A post mortem today revealed nothing suspicious in the solicitor's death.

Gardai said results of toxicology tests taken during the autopsy will take a number of weeks, and an inquest is likely to be held before the end of this year.

Mr Devane's remains will lay in repose at Thompson’s Funeral Home, Thomas Street, Limerick, from 5.30pm-8pm,  Wednesday, followed by removal to St Patrick’s Church, Parteen on Thursday, for Requiem Mass at 12 noon.

Burial will take place afterwards in St Brendan's Cemetery, Milltown, Dingle, Co Kerry.

Devane was a distant cousin of Hollywood actor Gregory Peck, and a lawyer for Limerick's criminal underworld.

Following his sudden death, Sunday, he was remembered Monday, by colleagues as "a one off".

A moment of silence was observed in his memory at his stomping ground, the Limerick District Court.

Leading tributes from the bench, presiding judge Marian O'Leary said she was "deeply saddened and shocked” on hearing of Devane's passing.

Despite temporarily using a wheelchair after a long battle with illness Devane, "acted in his cases, as he did with his illness – with defiance to the last," added Stephanie Power, President of the Limerick Bar Association.

Professionally, he built up a large client list of Republican dissidents, and gangland criminals.

The father-of-two represented the notorious Dundon-McCarthy criminal gang that shot dead innocent businessman Roy Collins and innocent rugby player Shane Geoghegan.

The Limerick solicitor also represented members of the Keane gang; the Collopy criminal family; and the Ryan McCarthy crime gang.

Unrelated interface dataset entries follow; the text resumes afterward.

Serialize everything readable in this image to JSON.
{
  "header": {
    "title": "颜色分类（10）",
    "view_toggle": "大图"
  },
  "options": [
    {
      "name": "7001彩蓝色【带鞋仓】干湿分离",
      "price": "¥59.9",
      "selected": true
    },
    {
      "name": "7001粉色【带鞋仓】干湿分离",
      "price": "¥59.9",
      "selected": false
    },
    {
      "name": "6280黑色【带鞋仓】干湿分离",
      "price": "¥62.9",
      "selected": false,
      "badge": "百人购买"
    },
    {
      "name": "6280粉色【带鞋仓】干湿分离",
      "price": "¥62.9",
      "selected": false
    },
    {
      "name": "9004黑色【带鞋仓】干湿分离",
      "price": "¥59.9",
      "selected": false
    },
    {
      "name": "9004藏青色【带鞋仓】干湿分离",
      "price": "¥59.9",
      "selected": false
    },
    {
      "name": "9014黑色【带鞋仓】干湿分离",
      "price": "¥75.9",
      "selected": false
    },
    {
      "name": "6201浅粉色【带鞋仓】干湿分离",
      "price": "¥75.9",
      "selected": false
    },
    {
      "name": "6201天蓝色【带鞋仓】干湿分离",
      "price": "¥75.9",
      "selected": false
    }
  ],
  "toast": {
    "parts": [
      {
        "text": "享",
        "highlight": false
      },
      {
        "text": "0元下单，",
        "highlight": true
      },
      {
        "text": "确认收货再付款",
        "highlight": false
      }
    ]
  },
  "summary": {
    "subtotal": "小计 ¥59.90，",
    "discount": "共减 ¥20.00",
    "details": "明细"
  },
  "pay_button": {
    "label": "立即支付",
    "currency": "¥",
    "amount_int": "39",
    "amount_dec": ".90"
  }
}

Devane was never far from the headlines. He took a case against the State, on behalf of hundreds of soldiers, in the army deafness claim scheme and represented prisoners who Devane argued had their human rights breached as they were forced to "slop out" their own faeces from their jail cells.

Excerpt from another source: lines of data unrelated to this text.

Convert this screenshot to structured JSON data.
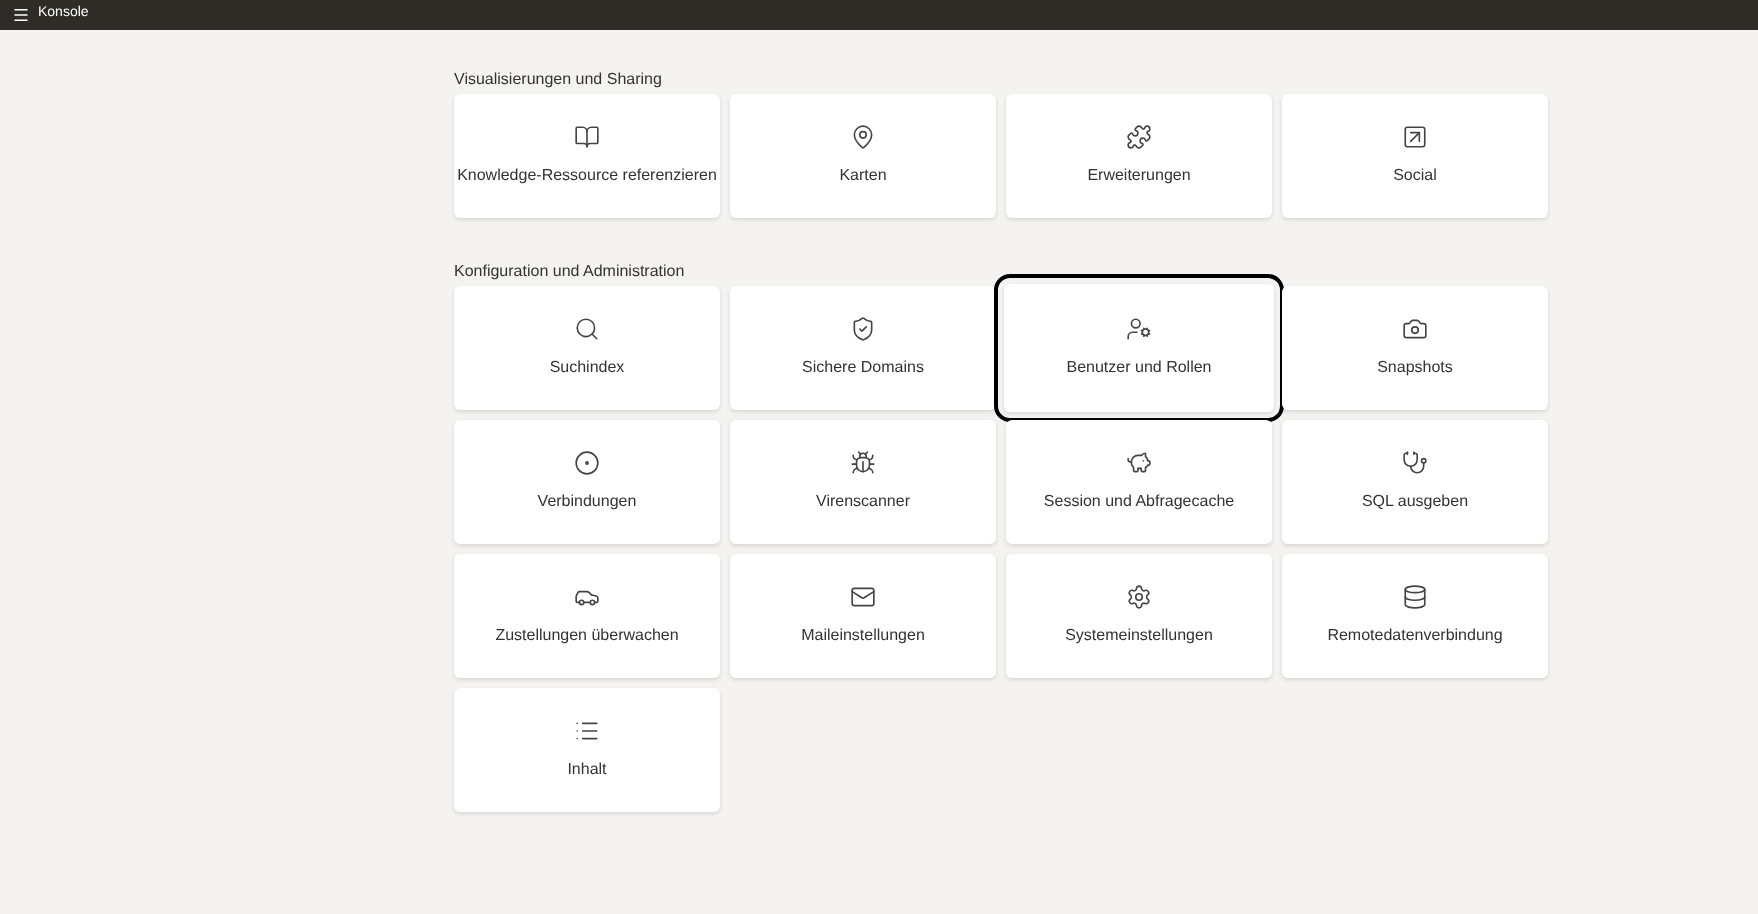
{
  "topbar": {
    "title": "Konsole"
  },
  "sections": [
    {
      "title": "Visualisierungen und Sharing",
      "tiles": [
        {
          "label": "Knowledge-Ressource referenzieren",
          "highlighted": false
        },
        {
          "label": "Karten",
          "highlighted": false
        },
        {
          "label": "Erweiterungen",
          "highlighted": false
        },
        {
          "label": "Social",
          "highlighted": false
        }
      ]
    },
    {
      "title": "Konfiguration und Administration",
      "tiles": [
        {
          "label": "Suchindex",
          "highlighted": false
        },
        {
          "label": "Sichere Domains",
          "highlighted": false
        },
        {
          "label": "Benutzer und Rollen",
          "highlighted": true
        },
        {
          "label": "Snapshots",
          "highlighted": false
        },
        {
          "label": "Verbindungen",
          "highlighted": false
        },
        {
          "label": "Virenscanner",
          "highlighted": false
        },
        {
          "label": "Session und Abfragecache",
          "highlighted": false
        },
        {
          "label": "SQL ausgeben",
          "highlighted": false
        },
        {
          "label": "Zustellungen überwachen",
          "highlighted": false
        },
        {
          "label": "Maileinstellungen",
          "highlighted": false
        },
        {
          "label": "Systemeinstellungen",
          "highlighted": false
        },
        {
          "label": "Remotedatenverbindung",
          "highlighted": false
        },
        {
          "label": "Inhalt",
          "highlighted": false
        }
      ]
    }
  ]
}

He was held in contempt of court by former district court judge Joseph Mangan in 2003 after a heated exchange at Shannon District Court. Devane later apologised to the judge after calling him "a clown".

In 2012, Devane was found guilty of assaulting fellow solicitor, John Herbert, at Limerick District Court, on June 9, 2011.

Devane had denied grabbing Mr Herbert by the neck and attempting to head butt him. He escaped a criminal conviction in lieu of paying a €1,000 charitable donation.

Finishing her tribute at Limerick District Court, Stephanie Power said: "I think it’s safe to say we’re unlikely to come across a character as colourful as John any time in the near future."